These revelations left me staring at her, open-mouthed. Magic was something never discussed, the penalty for its use death…here in Sirlende, at least. I had been told that all those who bore the taint of magic in their blood had long since died off, but there were always whispered rumors of those who could still cast spells, if you knew where to look. Since I could not even venture beyond the street where I lived, I'd had no opportunity to go seeking these illicit users of magic…assuming they even existed.

But here now was this woman who claimed to be my aunt calmly announcing that she possessed such powers, and had in fact charmed the only other two occupants of the property into a deep sleep…so we should not be disturbed. And there had been the matter of that candle which had mysteriously lit itself…

"What do you want?" I asked, and told myself that my voice hadn't shaken that much, not really.

"To make things right, my child. I had to leave, lest anyone discover what — who — I was. And I do not regret the knowledge I gained while I was away. But to find that my sister has been dead all these years, and her child practically a slave in the household of a woman not fit to wipe the soles of her shoes — well, that has caused me a good deal of regret. And I want to repair things."
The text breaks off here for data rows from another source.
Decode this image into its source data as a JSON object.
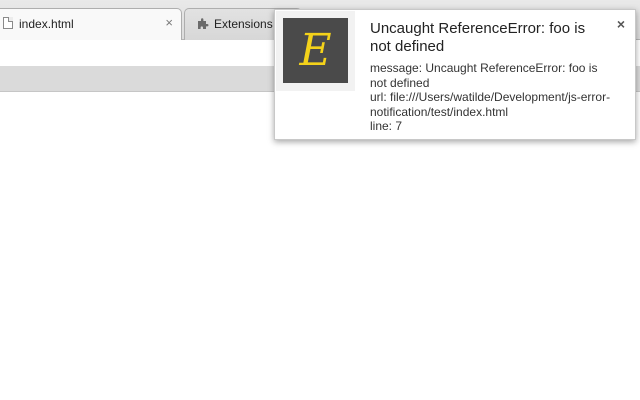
{
  "tabs": [
    {
      "title": "index.html",
      "icon": "page-icon",
      "close": "×"
    },
    {
      "title": "Extensions",
      "icon": "puzzle-icon"
    }
  ],
  "notification": {
    "title": "Uncaught ReferenceError: foo is not defined",
    "icon": "error-e-icon",
    "icon_letter": "E",
    "icon_color": "#f4d21a",
    "icon_background": "#4a4a4a",
    "close": "×",
    "body_lines": [
      "message: Uncaught ReferenceError: foo is not defined",
      "url: file:///Users/watilde/Development/js-error-notification/test/index.html",
      "line: 7"
    ]
  }
}
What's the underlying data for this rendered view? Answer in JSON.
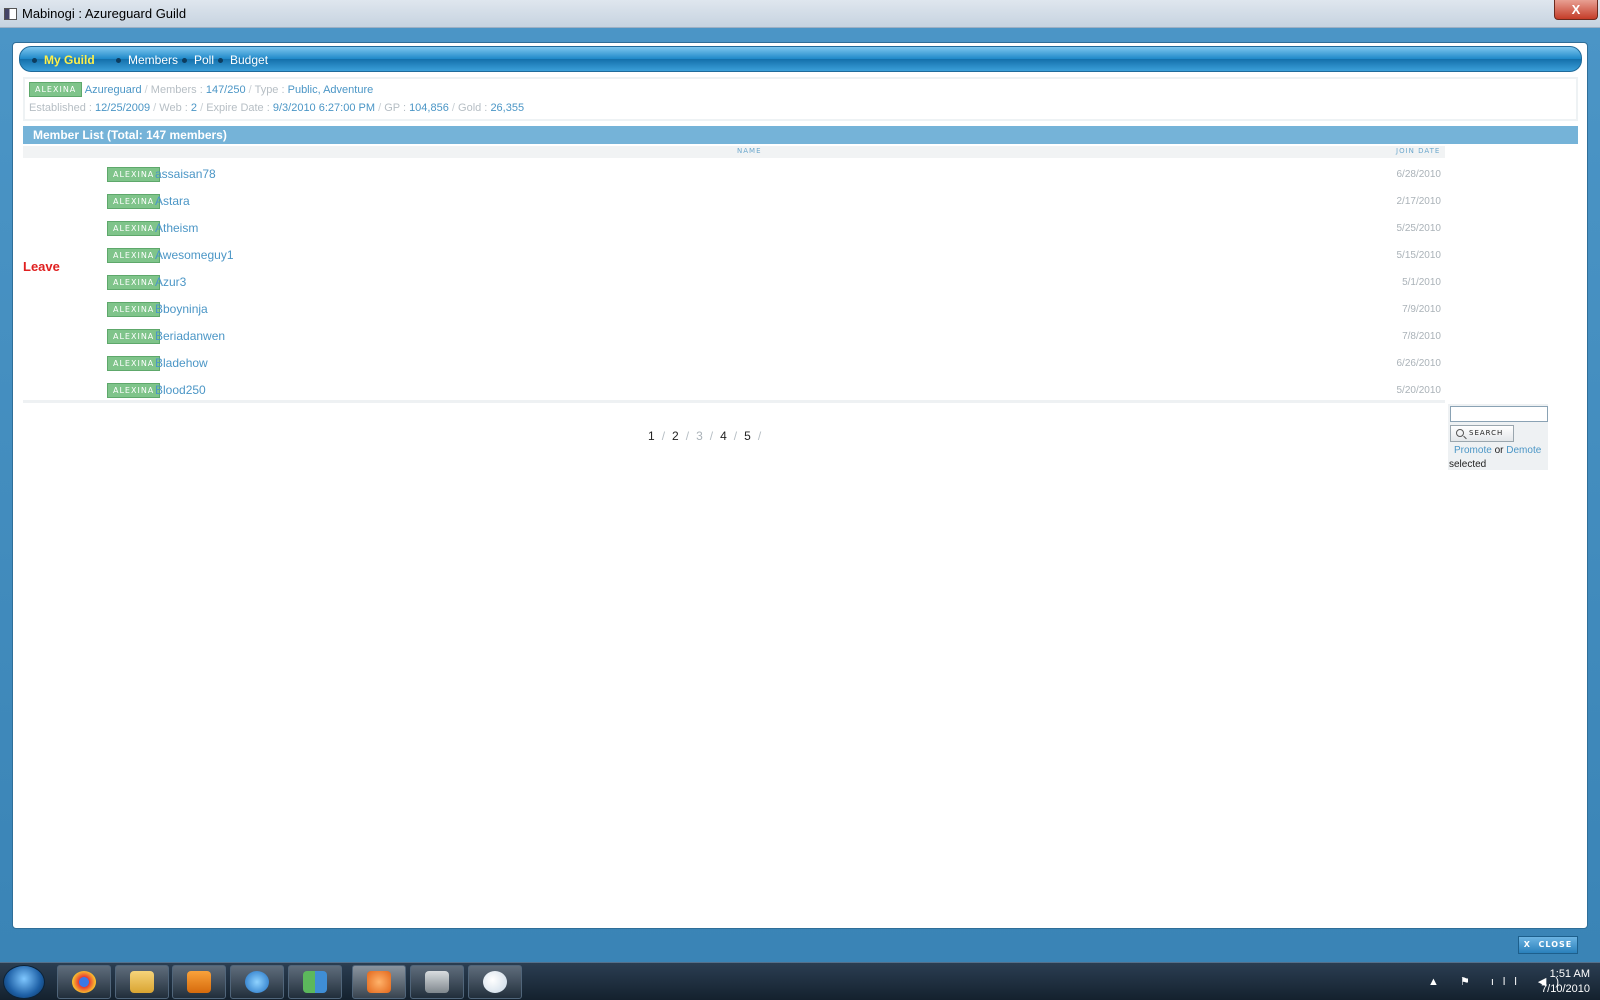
{
  "window": {
    "title": "Mabinogi : Azureguard Guild",
    "close_glyph": "X"
  },
  "nav": {
    "items": [
      {
        "label": "My Guild",
        "active": true
      },
      {
        "label": "Members",
        "active": false
      },
      {
        "label": "Poll",
        "active": false
      },
      {
        "label": "Budget",
        "active": false
      }
    ]
  },
  "guild": {
    "server_badge": "ALEXINA",
    "name": "Azureguard",
    "members_label": "Members :",
    "members_value": "147/250",
    "type_label": "Type :",
    "type_value": "Public, Adventure",
    "established_label": "Established :",
    "established_value": "12/25/2009",
    "web_label": "Web :",
    "web_value": "2",
    "expire_label": "Expire Date :",
    "expire_value": "9/3/2010 6:27:00 PM",
    "gp_label": "GP :",
    "gp_value": "104,856",
    "gold_label": "Gold :",
    "gold_value": "26,355",
    "separator": "/"
  },
  "member_list": {
    "header": "Member List (Total: 147 members)",
    "col_name": "NAME",
    "col_join": "JOIN DATE",
    "leave_label": "Leave",
    "rows": [
      {
        "badge": "ALEXINA",
        "name": "assaisan78",
        "date": "6/28/2010"
      },
      {
        "badge": "ALEXINA",
        "name": "Astara",
        "date": "2/17/2010"
      },
      {
        "badge": "ALEXINA",
        "name": "Atheism",
        "date": "5/25/2010"
      },
      {
        "badge": "ALEXINA",
        "name": "Awesomeguy1",
        "date": "5/15/2010"
      },
      {
        "badge": "ALEXINA",
        "name": "Azur3",
        "date": "5/1/2010"
      },
      {
        "badge": "ALEXINA",
        "name": "Bboyninja",
        "date": "7/9/2010"
      },
      {
        "badge": "ALEXINA",
        "name": "Beriadanwen",
        "date": "7/8/2010"
      },
      {
        "badge": "ALEXINA",
        "name": "Bladehow",
        "date": "6/26/2010"
      },
      {
        "badge": "ALEXINA",
        "name": "Blood250",
        "date": "5/20/2010"
      }
    ]
  },
  "pagination": {
    "pages": [
      "1",
      "2",
      "3",
      "4",
      "5"
    ],
    "current": "3",
    "separator": "/"
  },
  "search": {
    "input_value": "",
    "button_label": "SEARCH",
    "promote_label": "Promote",
    "or_label": "or",
    "demote_label": "Demote",
    "selected_label": "selected"
  },
  "footer": {
    "close_label": "CLOSE",
    "close_x": "X"
  },
  "taskbar": {
    "time": "1:51 AM",
    "date": "7/10/2010",
    "tray_icons": "▲ ⚑ ıll ◀)"
  }
}
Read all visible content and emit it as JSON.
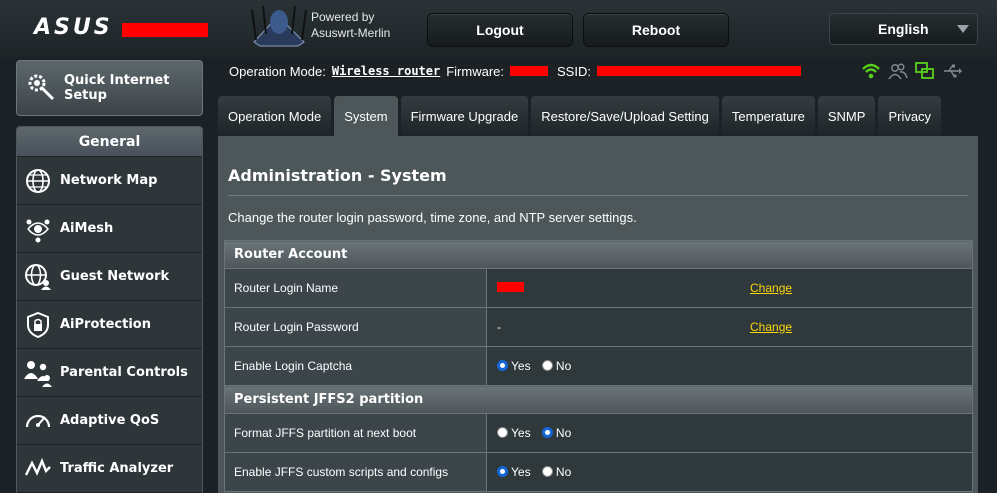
{
  "header": {
    "logo_text": "ASUS",
    "powered_by": "Powered by",
    "firmware_name": "Asuswrt-Merlin",
    "logout_label": "Logout",
    "reboot_label": "Reboot",
    "language": "English",
    "icons": [
      "router-icon",
      "chevron-down-icon"
    ]
  },
  "status_bar": {
    "operation_mode_label": "Operation Mode:",
    "operation_mode_value": "Wireless router",
    "firmware_label": "Firmware:",
    "ssid_label": "SSID:",
    "icons": [
      "wifi-icon",
      "users-icon",
      "network-icon",
      "usb-icon"
    ],
    "colors": {
      "wifi": "#59d11b",
      "network": "#59d11b"
    }
  },
  "sidebar": {
    "quick_setup_line1": "Quick Internet",
    "quick_setup_line2": "Setup",
    "section_title": "General",
    "items": [
      {
        "label": "Network Map",
        "icon": "globe-icon"
      },
      {
        "label": "AiMesh",
        "icon": "mesh-icon"
      },
      {
        "label": "Guest Network",
        "icon": "guest-globe-icon"
      },
      {
        "label": "AiProtection",
        "icon": "shield-lock-icon"
      },
      {
        "label": "Parental Controls",
        "icon": "family-icon"
      },
      {
        "label": "Adaptive QoS",
        "icon": "speedometer-icon"
      },
      {
        "label": "Traffic Analyzer",
        "icon": "traffic-icon"
      }
    ]
  },
  "tabs": [
    {
      "label": "Operation Mode",
      "active": false
    },
    {
      "label": "System",
      "active": true
    },
    {
      "label": "Firmware Upgrade",
      "active": false
    },
    {
      "label": "Restore/Save/Upload Setting",
      "active": false
    },
    {
      "label": "Temperature",
      "active": false
    },
    {
      "label": "SNMP",
      "active": false
    },
    {
      "label": "Privacy",
      "active": false
    }
  ],
  "main": {
    "title": "Administration - System",
    "description": "Change the router login password, time zone, and NTP server settings.",
    "router_account": {
      "header": "Router Account",
      "login_name_label": "Router Login Name",
      "login_name_change": "Change",
      "login_password_label": "Router Login Password",
      "login_password_value": "-",
      "login_password_change": "Change",
      "captcha_label": "Enable Login Captcha",
      "captcha_value": "Yes"
    },
    "jffs": {
      "header": "Persistent JFFS2 partition",
      "format_label": "Format JFFS partition at next boot",
      "format_value": "No",
      "scripts_label": "Enable JFFS custom scripts and configs",
      "scripts_value": "Yes"
    },
    "yes_label": "Yes",
    "no_label": "No",
    "colors": {
      "link": "#fbd60a",
      "radio_selected": "#1566d6"
    }
  }
}
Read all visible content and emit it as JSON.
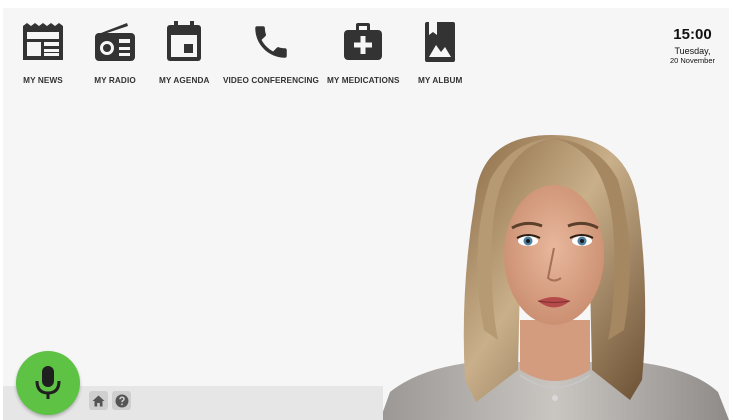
{
  "apps": [
    {
      "label": "MY NEWS",
      "icon": "newspaper-icon"
    },
    {
      "label": "MY RADIO",
      "icon": "radio-icon"
    },
    {
      "label": "MY AGENDA",
      "icon": "calendar-icon"
    },
    {
      "label": "VIDEO CONFERENCING",
      "icon": "phone-icon"
    },
    {
      "label": "MY MEDICATIONS",
      "icon": "medical-kit-icon"
    },
    {
      "label": "MY ALBUM",
      "icon": "photo-album-icon"
    }
  ],
  "clock": {
    "time": "15:00",
    "day": "Tuesday,",
    "date": "20 November"
  },
  "assistant": {
    "avatar": "virtual-assistant-avatar"
  },
  "controls": {
    "mic_icon": "microphone-icon",
    "home_icon": "home-icon",
    "help_icon": "help-icon"
  },
  "colors": {
    "mic": "#5ec245",
    "icons": "#333333",
    "background": "#f6f6f6",
    "bottom_bar": "#e6e6e6"
  }
}
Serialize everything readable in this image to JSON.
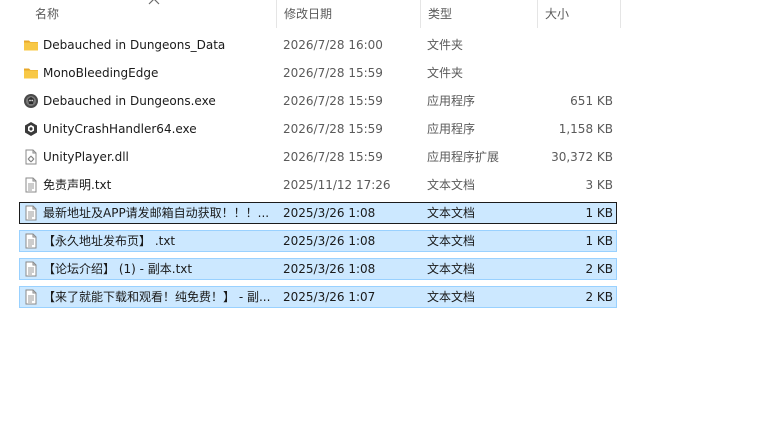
{
  "columns": {
    "name": "名称",
    "date": "修改日期",
    "type": "类型",
    "size": "大小"
  },
  "files": [
    {
      "name": "Debauched in Dungeons_Data",
      "date": "2026/7/28 16:00",
      "type": "文件夹",
      "size": "",
      "icon": "folder-icon"
    },
    {
      "name": "MonoBleedingEdge",
      "date": "2026/7/28 15:59",
      "type": "文件夹",
      "size": "",
      "icon": "folder-icon"
    },
    {
      "name": "Debauched in Dungeons.exe",
      "date": "2026/7/28 15:59",
      "type": "应用程序",
      "size": "651 KB",
      "icon": "game-app-icon"
    },
    {
      "name": "UnityCrashHandler64.exe",
      "date": "2026/7/28 15:59",
      "type": "应用程序",
      "size": "1,158 KB",
      "icon": "unity-app-icon"
    },
    {
      "name": "UnityPlayer.dll",
      "date": "2026/7/28 15:59",
      "type": "应用程序扩展",
      "size": "30,372 KB",
      "icon": "dll-file-icon"
    },
    {
      "name": "免责声明.txt",
      "date": "2025/11/12 17:26",
      "type": "文本文档",
      "size": "3 KB",
      "icon": "text-file-icon"
    },
    {
      "name": "最新地址及APP请发邮箱自动获取！！！...",
      "date": "2025/3/26 1:08",
      "type": "文本文档",
      "size": "1 KB",
      "icon": "text-file-icon"
    },
    {
      "name": "【永久地址发布页】 .txt",
      "date": "2025/3/26 1:08",
      "type": "文本文档",
      "size": "1 KB",
      "icon": "text-file-icon"
    },
    {
      "name": "【论坛介绍】 (1) - 副本.txt",
      "date": "2025/3/26 1:08",
      "type": "文本文档",
      "size": "2 KB",
      "icon": "text-file-icon"
    },
    {
      "name": "【来了就能下载和观看！纯免费！】 - 副...",
      "date": "2025/3/26 1:07",
      "type": "文本文档",
      "size": "2 KB",
      "icon": "text-file-icon"
    }
  ],
  "selection": {
    "selected_rows": [
      6,
      7,
      8,
      9
    ],
    "focused_row": 6
  },
  "colors": {
    "selection_fill": "#cce8ff",
    "selection_border": "#99d1ff",
    "folder": "#f8c846"
  }
}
"How on earth can you do that? Are you going to take me away from here?" It was perhaps an indication of my desperate desire to get away from my stepmother that I would even entertain such a notion, user of magic or no.

"No, my dear." She smiled, and looked on me with fond eyes. "Something even better.

"I'm going to make you Empress of Sirlende."